[Directions]: Without including any images, repeat the listing below exactly.

[Records supplied]:

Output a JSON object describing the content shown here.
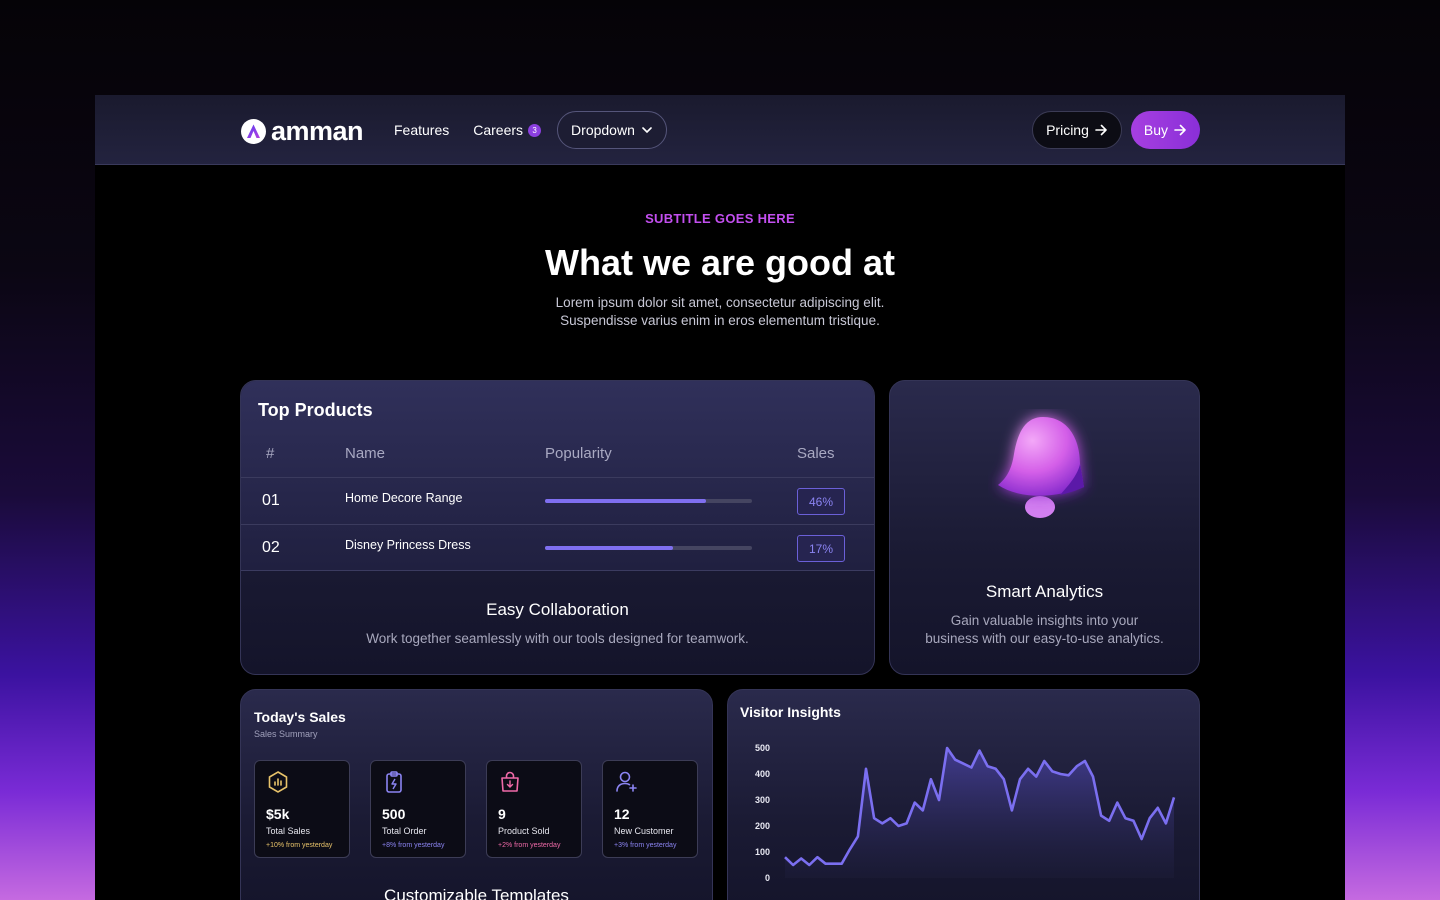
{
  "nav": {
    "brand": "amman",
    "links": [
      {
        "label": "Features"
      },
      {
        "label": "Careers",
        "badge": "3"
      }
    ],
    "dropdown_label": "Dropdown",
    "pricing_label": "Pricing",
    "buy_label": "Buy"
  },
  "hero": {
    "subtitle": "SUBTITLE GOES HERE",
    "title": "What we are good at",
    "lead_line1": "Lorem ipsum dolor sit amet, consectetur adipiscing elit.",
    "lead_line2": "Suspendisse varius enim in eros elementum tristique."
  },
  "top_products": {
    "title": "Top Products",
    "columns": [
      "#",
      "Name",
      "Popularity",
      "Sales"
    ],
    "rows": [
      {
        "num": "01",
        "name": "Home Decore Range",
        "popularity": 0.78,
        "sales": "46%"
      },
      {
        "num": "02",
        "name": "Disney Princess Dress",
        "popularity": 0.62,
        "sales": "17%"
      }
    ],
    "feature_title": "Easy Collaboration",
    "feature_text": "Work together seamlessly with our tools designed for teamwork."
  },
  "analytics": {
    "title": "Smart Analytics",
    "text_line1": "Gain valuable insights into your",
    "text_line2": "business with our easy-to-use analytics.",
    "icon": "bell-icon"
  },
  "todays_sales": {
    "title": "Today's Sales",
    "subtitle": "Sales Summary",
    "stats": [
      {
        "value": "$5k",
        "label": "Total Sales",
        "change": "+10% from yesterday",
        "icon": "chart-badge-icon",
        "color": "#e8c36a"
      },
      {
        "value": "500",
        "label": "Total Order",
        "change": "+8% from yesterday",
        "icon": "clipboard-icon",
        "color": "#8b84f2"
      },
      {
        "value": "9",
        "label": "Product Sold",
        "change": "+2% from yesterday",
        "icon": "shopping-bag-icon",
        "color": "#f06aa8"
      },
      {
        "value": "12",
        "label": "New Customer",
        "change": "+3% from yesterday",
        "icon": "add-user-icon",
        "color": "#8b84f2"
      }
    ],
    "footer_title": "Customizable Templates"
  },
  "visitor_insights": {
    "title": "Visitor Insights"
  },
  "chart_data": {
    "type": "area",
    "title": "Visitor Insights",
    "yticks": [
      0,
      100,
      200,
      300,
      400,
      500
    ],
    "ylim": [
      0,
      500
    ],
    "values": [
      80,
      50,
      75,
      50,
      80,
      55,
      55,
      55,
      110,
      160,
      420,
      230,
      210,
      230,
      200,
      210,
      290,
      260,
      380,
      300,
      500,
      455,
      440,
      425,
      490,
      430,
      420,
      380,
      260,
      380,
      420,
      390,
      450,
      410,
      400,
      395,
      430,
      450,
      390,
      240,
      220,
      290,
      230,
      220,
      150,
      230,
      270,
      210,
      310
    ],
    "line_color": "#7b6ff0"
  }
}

[Response box]:
Output a JSON object describing the content shown here.
{
  "nav": {
    "brand": "amman",
    "links": [
      {
        "label": "Features"
      },
      {
        "label": "Careers",
        "badge": "3"
      }
    ],
    "dropdown_label": "Dropdown",
    "pricing_label": "Pricing",
    "buy_label": "Buy"
  },
  "hero": {
    "subtitle": "SUBTITLE GOES HERE",
    "title": "What we are good at",
    "lead_line1": "Lorem ipsum dolor sit amet, consectetur adipiscing elit.",
    "lead_line2": "Suspendisse varius enim in eros elementum tristique."
  },
  "top_products": {
    "title": "Top Products",
    "columns": [
      "#",
      "Name",
      "Popularity",
      "Sales"
    ],
    "rows": [
      {
        "num": "01",
        "name": "Home Decore Range",
        "popularity": 0.78,
        "sales": "46%"
      },
      {
        "num": "02",
        "name": "Disney Princess Dress",
        "popularity": 0.62,
        "sales": "17%"
      }
    ],
    "feature_title": "Easy Collaboration",
    "feature_text": "Work together seamlessly with our tools designed for teamwork."
  },
  "analytics": {
    "title": "Smart Analytics",
    "text_line1": "Gain valuable insights into your",
    "text_line2": "business with our easy-to-use analytics.",
    "icon": "bell-icon"
  },
  "todays_sales": {
    "title": "Today's Sales",
    "subtitle": "Sales Summary",
    "stats": [
      {
        "value": "$5k",
        "label": "Total Sales",
        "change": "+10% from yesterday",
        "icon": "chart-badge-icon",
        "color": "#e8c36a"
      },
      {
        "value": "500",
        "label": "Total Order",
        "change": "+8% from yesterday",
        "icon": "clipboard-icon",
        "color": "#8b84f2"
      },
      {
        "value": "9",
        "label": "Product Sold",
        "change": "+2% from yesterday",
        "icon": "shopping-bag-icon",
        "color": "#f06aa8"
      },
      {
        "value": "12",
        "label": "New Customer",
        "change": "+3% from yesterday",
        "icon": "add-user-icon",
        "color": "#8b84f2"
      }
    ],
    "footer_title": "Customizable Templates"
  },
  "visitor_insights": {
    "title": "Visitor Insights"
  },
  "chart_data": {
    "type": "area",
    "title": "Visitor Insights",
    "yticks": [
      0,
      100,
      200,
      300,
      400,
      500
    ],
    "ylim": [
      0,
      500
    ],
    "values": [
      80,
      50,
      75,
      50,
      80,
      55,
      55,
      55,
      110,
      160,
      420,
      230,
      210,
      230,
      200,
      210,
      290,
      260,
      380,
      300,
      500,
      455,
      440,
      425,
      490,
      430,
      420,
      380,
      260,
      380,
      420,
      390,
      450,
      410,
      400,
      395,
      430,
      450,
      390,
      240,
      220,
      290,
      230,
      220,
      150,
      230,
      270,
      210,
      310
    ],
    "line_color": "#7b6ff0"
  }
}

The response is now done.